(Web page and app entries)
▬▬▬▬▬▬▬▬▬▬
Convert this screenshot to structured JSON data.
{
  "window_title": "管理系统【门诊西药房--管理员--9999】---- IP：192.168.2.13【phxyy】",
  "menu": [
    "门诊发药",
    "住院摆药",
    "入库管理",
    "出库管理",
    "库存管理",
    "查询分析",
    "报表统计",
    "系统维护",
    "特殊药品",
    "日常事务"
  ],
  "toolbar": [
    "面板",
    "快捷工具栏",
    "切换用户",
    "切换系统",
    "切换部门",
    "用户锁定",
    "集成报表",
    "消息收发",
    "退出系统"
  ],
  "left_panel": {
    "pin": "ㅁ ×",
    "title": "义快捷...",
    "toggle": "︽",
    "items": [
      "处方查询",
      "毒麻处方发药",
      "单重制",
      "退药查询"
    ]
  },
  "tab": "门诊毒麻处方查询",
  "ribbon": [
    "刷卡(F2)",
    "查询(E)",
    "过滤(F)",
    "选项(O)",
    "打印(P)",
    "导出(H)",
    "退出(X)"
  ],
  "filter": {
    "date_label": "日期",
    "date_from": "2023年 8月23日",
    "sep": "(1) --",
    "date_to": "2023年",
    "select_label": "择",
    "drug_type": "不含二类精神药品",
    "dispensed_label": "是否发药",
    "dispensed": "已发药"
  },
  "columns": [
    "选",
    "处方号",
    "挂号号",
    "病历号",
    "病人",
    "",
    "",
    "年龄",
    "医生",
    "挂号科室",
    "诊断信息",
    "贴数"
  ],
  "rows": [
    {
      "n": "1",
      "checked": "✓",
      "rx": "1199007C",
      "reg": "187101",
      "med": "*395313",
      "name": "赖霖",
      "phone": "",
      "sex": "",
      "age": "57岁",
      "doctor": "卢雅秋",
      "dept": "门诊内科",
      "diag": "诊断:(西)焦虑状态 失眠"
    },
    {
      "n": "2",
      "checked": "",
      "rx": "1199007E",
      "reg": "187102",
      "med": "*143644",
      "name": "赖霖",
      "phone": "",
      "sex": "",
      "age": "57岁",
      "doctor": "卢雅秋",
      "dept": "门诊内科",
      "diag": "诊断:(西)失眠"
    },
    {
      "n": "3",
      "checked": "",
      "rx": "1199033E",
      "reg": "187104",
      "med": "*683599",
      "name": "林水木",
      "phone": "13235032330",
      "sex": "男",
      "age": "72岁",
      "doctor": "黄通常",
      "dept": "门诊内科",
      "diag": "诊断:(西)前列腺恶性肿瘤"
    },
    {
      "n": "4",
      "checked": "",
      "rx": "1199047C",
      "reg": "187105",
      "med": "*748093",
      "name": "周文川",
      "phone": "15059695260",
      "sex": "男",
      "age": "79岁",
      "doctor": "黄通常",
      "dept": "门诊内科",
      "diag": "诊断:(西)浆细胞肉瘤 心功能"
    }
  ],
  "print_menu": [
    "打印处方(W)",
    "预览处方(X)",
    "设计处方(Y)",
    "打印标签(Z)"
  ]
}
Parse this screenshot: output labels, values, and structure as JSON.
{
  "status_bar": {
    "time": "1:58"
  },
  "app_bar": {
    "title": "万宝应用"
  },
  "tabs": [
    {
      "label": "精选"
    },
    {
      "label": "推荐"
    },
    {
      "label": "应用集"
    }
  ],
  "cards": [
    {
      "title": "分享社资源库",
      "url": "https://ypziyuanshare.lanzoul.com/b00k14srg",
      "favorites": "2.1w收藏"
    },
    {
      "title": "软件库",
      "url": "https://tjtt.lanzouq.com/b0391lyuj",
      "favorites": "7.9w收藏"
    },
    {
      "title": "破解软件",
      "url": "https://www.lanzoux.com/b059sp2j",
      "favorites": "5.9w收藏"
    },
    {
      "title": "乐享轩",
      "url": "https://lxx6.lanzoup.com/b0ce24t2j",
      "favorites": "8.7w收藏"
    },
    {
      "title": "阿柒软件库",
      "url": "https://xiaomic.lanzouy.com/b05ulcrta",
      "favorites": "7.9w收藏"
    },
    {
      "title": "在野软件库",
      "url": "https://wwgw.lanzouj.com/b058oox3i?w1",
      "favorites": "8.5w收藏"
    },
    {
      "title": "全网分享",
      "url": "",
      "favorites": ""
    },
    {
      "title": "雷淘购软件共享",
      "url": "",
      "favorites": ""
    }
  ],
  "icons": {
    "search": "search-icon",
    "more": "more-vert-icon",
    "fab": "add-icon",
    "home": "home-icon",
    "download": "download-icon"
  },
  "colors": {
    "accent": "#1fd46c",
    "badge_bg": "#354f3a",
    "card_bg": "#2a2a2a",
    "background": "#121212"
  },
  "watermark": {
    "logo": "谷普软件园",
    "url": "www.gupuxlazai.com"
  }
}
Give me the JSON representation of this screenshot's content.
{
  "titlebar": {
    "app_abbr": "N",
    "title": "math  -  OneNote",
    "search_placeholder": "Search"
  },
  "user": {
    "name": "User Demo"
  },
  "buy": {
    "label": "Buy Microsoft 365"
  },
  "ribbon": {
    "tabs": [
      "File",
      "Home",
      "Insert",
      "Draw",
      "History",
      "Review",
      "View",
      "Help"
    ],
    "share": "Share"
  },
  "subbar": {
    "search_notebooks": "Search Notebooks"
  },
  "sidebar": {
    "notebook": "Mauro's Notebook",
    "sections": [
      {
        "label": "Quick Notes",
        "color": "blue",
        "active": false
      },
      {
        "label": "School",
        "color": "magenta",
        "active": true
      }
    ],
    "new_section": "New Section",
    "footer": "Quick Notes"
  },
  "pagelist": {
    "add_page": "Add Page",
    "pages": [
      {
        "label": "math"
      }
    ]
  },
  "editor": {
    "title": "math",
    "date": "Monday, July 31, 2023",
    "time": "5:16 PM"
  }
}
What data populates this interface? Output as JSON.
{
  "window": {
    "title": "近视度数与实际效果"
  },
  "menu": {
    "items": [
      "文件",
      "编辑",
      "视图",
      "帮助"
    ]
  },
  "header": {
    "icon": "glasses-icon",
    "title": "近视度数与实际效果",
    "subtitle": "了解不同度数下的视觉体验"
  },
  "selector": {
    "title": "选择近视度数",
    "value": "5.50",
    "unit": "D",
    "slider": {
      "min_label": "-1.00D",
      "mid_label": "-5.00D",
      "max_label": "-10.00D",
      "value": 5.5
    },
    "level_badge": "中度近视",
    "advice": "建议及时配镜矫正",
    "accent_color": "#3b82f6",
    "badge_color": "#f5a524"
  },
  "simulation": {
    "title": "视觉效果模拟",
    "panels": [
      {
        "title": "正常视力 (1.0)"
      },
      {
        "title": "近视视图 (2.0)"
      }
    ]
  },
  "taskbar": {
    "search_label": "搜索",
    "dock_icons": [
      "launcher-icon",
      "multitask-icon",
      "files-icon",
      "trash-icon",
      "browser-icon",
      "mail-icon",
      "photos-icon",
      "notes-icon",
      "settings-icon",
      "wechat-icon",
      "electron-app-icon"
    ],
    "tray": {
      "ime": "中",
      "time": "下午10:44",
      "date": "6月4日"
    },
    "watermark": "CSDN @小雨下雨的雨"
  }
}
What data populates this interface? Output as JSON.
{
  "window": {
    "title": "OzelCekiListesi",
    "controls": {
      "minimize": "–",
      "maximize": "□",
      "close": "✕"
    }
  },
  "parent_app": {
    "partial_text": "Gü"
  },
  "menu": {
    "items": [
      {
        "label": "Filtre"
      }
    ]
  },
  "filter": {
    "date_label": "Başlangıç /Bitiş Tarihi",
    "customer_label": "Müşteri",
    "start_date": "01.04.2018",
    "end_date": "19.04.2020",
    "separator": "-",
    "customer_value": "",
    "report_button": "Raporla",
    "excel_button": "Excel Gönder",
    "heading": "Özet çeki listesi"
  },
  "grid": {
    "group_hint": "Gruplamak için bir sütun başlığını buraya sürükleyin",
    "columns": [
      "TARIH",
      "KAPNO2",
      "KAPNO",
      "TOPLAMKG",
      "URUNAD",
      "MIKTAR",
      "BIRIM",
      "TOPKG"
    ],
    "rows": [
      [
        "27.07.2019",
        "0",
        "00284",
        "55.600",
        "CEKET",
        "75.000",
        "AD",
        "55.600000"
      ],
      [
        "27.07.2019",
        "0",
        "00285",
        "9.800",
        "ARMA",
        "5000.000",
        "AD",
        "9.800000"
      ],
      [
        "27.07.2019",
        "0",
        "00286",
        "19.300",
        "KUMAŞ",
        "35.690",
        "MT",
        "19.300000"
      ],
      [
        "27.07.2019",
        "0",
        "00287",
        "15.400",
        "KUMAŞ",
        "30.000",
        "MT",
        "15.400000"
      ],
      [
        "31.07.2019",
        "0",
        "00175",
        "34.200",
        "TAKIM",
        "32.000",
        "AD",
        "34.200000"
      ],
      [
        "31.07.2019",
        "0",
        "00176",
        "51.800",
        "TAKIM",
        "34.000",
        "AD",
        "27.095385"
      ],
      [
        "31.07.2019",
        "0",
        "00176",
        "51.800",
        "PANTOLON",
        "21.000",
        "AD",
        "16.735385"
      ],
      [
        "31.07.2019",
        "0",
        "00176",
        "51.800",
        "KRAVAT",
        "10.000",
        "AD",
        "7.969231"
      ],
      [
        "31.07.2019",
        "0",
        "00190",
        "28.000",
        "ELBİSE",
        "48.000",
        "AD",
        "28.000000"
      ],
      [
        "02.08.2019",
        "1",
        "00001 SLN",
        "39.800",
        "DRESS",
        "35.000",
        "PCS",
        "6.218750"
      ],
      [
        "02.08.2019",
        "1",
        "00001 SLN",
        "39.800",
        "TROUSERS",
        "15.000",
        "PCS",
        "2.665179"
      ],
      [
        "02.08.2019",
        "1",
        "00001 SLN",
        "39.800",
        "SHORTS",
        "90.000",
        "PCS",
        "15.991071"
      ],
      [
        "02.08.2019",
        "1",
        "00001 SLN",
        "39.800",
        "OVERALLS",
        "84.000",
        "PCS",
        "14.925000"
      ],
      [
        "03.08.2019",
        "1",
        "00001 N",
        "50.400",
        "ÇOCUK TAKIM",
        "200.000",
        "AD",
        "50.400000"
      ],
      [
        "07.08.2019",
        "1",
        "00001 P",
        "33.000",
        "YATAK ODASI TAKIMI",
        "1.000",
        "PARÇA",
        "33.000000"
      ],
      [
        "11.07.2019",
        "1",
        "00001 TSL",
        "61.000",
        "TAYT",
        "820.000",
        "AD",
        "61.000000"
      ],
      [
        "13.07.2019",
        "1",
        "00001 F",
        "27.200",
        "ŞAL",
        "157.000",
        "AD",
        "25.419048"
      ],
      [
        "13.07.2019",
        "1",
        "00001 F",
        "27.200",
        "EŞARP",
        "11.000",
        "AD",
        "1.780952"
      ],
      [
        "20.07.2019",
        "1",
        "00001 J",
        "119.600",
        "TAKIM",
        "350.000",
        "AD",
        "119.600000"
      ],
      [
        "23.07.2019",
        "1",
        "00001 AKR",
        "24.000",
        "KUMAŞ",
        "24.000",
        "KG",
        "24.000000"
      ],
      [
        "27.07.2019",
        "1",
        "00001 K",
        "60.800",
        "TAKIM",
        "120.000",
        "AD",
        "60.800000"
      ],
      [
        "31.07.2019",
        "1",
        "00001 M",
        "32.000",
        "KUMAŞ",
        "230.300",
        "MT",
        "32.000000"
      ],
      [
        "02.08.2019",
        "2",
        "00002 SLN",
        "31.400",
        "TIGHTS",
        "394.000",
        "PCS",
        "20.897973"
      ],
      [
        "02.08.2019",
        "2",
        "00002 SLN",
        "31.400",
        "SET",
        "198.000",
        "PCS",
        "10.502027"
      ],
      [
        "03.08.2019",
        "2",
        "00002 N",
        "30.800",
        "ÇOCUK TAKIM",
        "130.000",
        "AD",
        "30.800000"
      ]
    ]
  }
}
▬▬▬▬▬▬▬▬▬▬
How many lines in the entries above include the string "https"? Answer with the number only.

6